To understand early development of seed quality, seed lots of sweet corn (Zea mays L.) inbred PGG-27B were harvested from an increase field at 10 stages of maturity, beginning when kernel moisture was at 59% and continuing to 19% kernel moisture content (42 to 103 days after pollination, respectively). Seed lots were dried, hand-shelled, sized, and tested for standard germination and subjected to the seedling growth cold test (SGCT). Endosperm, embryo, and kernel dry weights, and endosperm : embryo (END:EMB) ratios were monitored as the seed matured. Field tests were planted to determine the influence of kernel maturity, grade, and hydration on stand establishment and early seedling growth. Seeds were partially hydrated by mixing with moist vermiculite and screening from the substrate when seeds had reached 30% moisture content. Results from hydrated seeds were compared to those from seeds at ≈10% seed moisture to determine the effect of presowing seed hydration on seedling establishment. The seed hydration effect depended on the environment, but seed size was shown consistently to influence emergence and early seedling dry weight. Seed harvested at 45% to 54% moisture had better stand establishment than seed harvested at the more typical moisture of near 35%. The stage of maturity, determined by kernel moisture, at which PGG-27B was harvested had little effect on standard germination. Hydrating the seed prior to the SGCT improved seedling growth for all early kernel maturities and all seed grades. Embryo dry weight of composite samples increased steadily up to the fifth harvest period (38% seed moisture), then leveled off. Kernel and endosperm dry weights were more variable at the fifth harvest than at others, but followed the same general pattern. The ratio of END:EMB dry weight decreased from the first to the fifth harvest, where it continued at a value near 4.9 through harvest 10. Seed moisture at harvest, seed size, and presowing seed hydration were shown to influence the seed quality of PGG-27B.

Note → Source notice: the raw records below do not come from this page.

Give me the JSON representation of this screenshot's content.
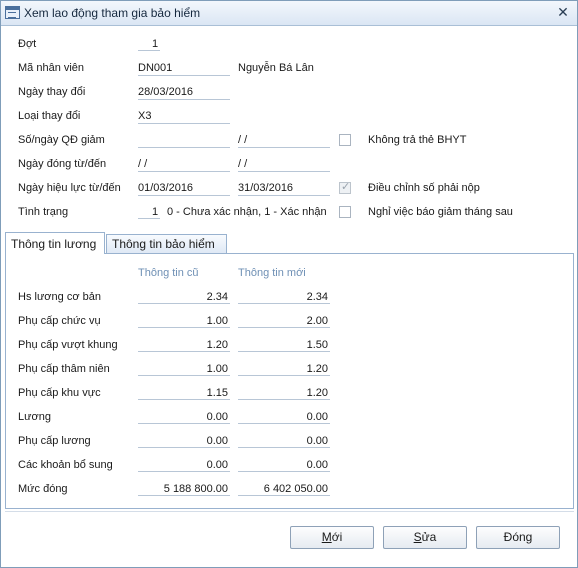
{
  "window": {
    "title": "Xem lao động tham gia bảo hiểm",
    "close_glyph": "✕"
  },
  "form": {
    "dot": {
      "label": "Đợt",
      "value": "1"
    },
    "ma_nhan_vien": {
      "label": "Mã nhân viên",
      "value": "DN001",
      "name": "Nguyễn Bá Lân"
    },
    "ngay_thay_doi": {
      "label": "Ngày thay đổi",
      "value": "28/03/2016"
    },
    "loai_thay_doi": {
      "label": "Loại thay đổi",
      "value": "X3"
    },
    "so_ngay_qd_giam": {
      "label": "Số/ngày QĐ giảm",
      "so": "",
      "ngay": " /  /"
    },
    "ngay_dong": {
      "label": "Ngày đóng từ/đến",
      "tu": " /  /",
      "den": " /  /"
    },
    "ngay_hieu_luc": {
      "label": "Ngày hiệu lực từ/đến",
      "tu": "01/03/2016",
      "den": "31/03/2016"
    },
    "tinh_trang": {
      "label": "Tình trạng",
      "value": "1",
      "hint": "0 - Chưa xác nhận, 1 - Xác nhận"
    },
    "checkboxes": {
      "khong_tra_the": {
        "label": "Không trả thẻ BHYT",
        "checked": false
      },
      "dieu_chinh_so": {
        "label": "Điều chỉnh số phải nộp",
        "checked": true
      },
      "nghi_viec": {
        "label": "Nghỉ việc báo giảm tháng sau",
        "checked": false
      }
    }
  },
  "tabs": [
    {
      "label": "Thông tin lương",
      "active": true
    },
    {
      "label": "Thông tin bảo hiểm",
      "active": false
    }
  ],
  "salary": {
    "col_old": "Thông tin cũ",
    "col_new": "Thông tin mới",
    "rows": [
      {
        "label": "Hs lương cơ bản",
        "old": "2.34",
        "new": "2.34"
      },
      {
        "label": "Phụ cấp chức vụ",
        "old": "1.00",
        "new": "2.00"
      },
      {
        "label": "Phụ cấp vượt khung",
        "old": "1.20",
        "new": "1.50"
      },
      {
        "label": "Phụ cấp thâm niên",
        "old": "1.00",
        "new": "1.20"
      },
      {
        "label": "Phụ cấp khu vực",
        "old": "1.15",
        "new": "1.20"
      },
      {
        "label": "Lương",
        "old": "0.00",
        "new": "0.00"
      },
      {
        "label": "Phụ cấp lương",
        "old": "0.00",
        "new": "0.00"
      },
      {
        "label": "Các khoản bổ sung",
        "old": "0.00",
        "new": "0.00"
      },
      {
        "label": "Mức đóng",
        "old": "5 188 800.00",
        "new": "6 402 050.00"
      }
    ]
  },
  "buttons": {
    "moi": {
      "label": "Mới",
      "mnemonic": "M",
      "rest": "ới"
    },
    "sua": {
      "label": "Sửa",
      "mnemonic": "S",
      "rest": "ửa"
    },
    "dong": {
      "label": "Đóng"
    }
  }
}
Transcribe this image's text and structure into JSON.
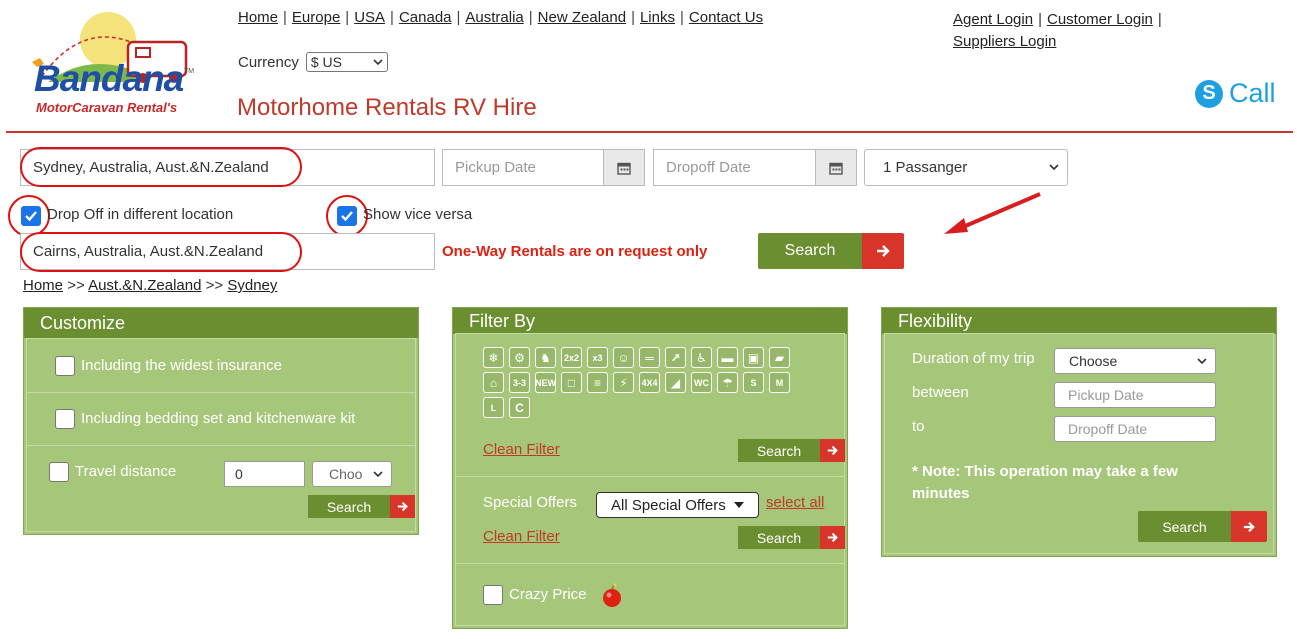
{
  "logo": {
    "brand": "Bandana",
    "subtitle": "MotorCaravan Rental's",
    "tm": "TM"
  },
  "nav": {
    "links": [
      "Home",
      "Europe",
      "USA",
      "Canada",
      "Australia",
      "New Zealand",
      "Links",
      "Contact Us"
    ],
    "separator": "|"
  },
  "login": {
    "agent": "Agent Login",
    "customer": "Customer Login",
    "suppliers": "Suppliers Login",
    "separator": "|"
  },
  "currency": {
    "label": "Currency",
    "value": "$ US"
  },
  "site_title": "Motorhome Rentals RV Hire",
  "call": {
    "label": "Call",
    "icon": "skype-icon"
  },
  "search": {
    "pickup_location": "Sydney, Australia, Aust.&N.Zealand",
    "pickup_date_placeholder": "Pickup Date",
    "dropoff_date_placeholder": "Dropoff Date",
    "passengers": "1 Passanger",
    "drop_off_different_label": "Drop Off in different location",
    "drop_off_different_checked": true,
    "vice_versa_label": "Show vice versa",
    "vice_versa_checked": true,
    "dropoff_location": "Cairns, Australia, Aust.&N.Zealand",
    "one_way_notice": "One-Way Rentals are on request only",
    "search_button": "Search"
  },
  "breadcrumb": {
    "items": [
      "Home",
      "Aust.&N.Zealand",
      "Sydney"
    ],
    "separator": ">>"
  },
  "customize": {
    "title": "Customize",
    "insurance_label": "Including the widest insurance",
    "bedding_label": "Including bedding set and kitchenware kit",
    "travel_distance_label": "Travel distance",
    "travel_distance_value": "0",
    "distance_unit": "Choo",
    "search_button": "Search"
  },
  "filter": {
    "title": "Filter By",
    "icons": [
      "ac",
      "gear",
      "seat",
      "2x2",
      "x3",
      "kids",
      "bed",
      "tv-ant",
      "wheelchair",
      "van",
      "camper",
      "truck",
      "tow",
      "3-3",
      "NEW",
      "tv",
      "bunk",
      "power",
      "4X4",
      "trailer",
      "WC",
      "shower",
      "S",
      "M",
      "L",
      "C"
    ],
    "icon_labels": {
      "2x2": "2x2",
      "x3": "x3",
      "3-3": "3-3",
      "NEW": "NEW",
      "4X4": "4X4",
      "WC": "WC",
      "S": "S",
      "M": "M",
      "L": "L"
    },
    "clean_filter": "Clean Filter",
    "search_button": "Search",
    "special_offers_label": "Special Offers",
    "special_offers_value": "All Special Offers",
    "select_all": "select all",
    "clean_filter_2": "Clean Filter",
    "search_button_2": "Search",
    "crazy_price_label": "Crazy Price"
  },
  "flexibility": {
    "title": "Flexibility",
    "duration_label": "Duration of my trip",
    "duration_value": "Choose",
    "between_label": "between",
    "pickup_placeholder": "Pickup Date",
    "to_label": "to",
    "dropoff_placeholder": "Dropoff Date",
    "note": "* Note: This operation may take a few minutes",
    "search_button": "Search"
  },
  "colors": {
    "panel": "#a6c67a",
    "panel_head": "#6b8e30",
    "accent_red": "#d7352a",
    "title_red": "#c0392b"
  }
}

. L. asiaticus infection on seed quality and seedling development and whether seedlings grown from affected fruit develop HLB disease. Two experiments were conducted using either seeds from rootstock source trees of six different genotypes or seeds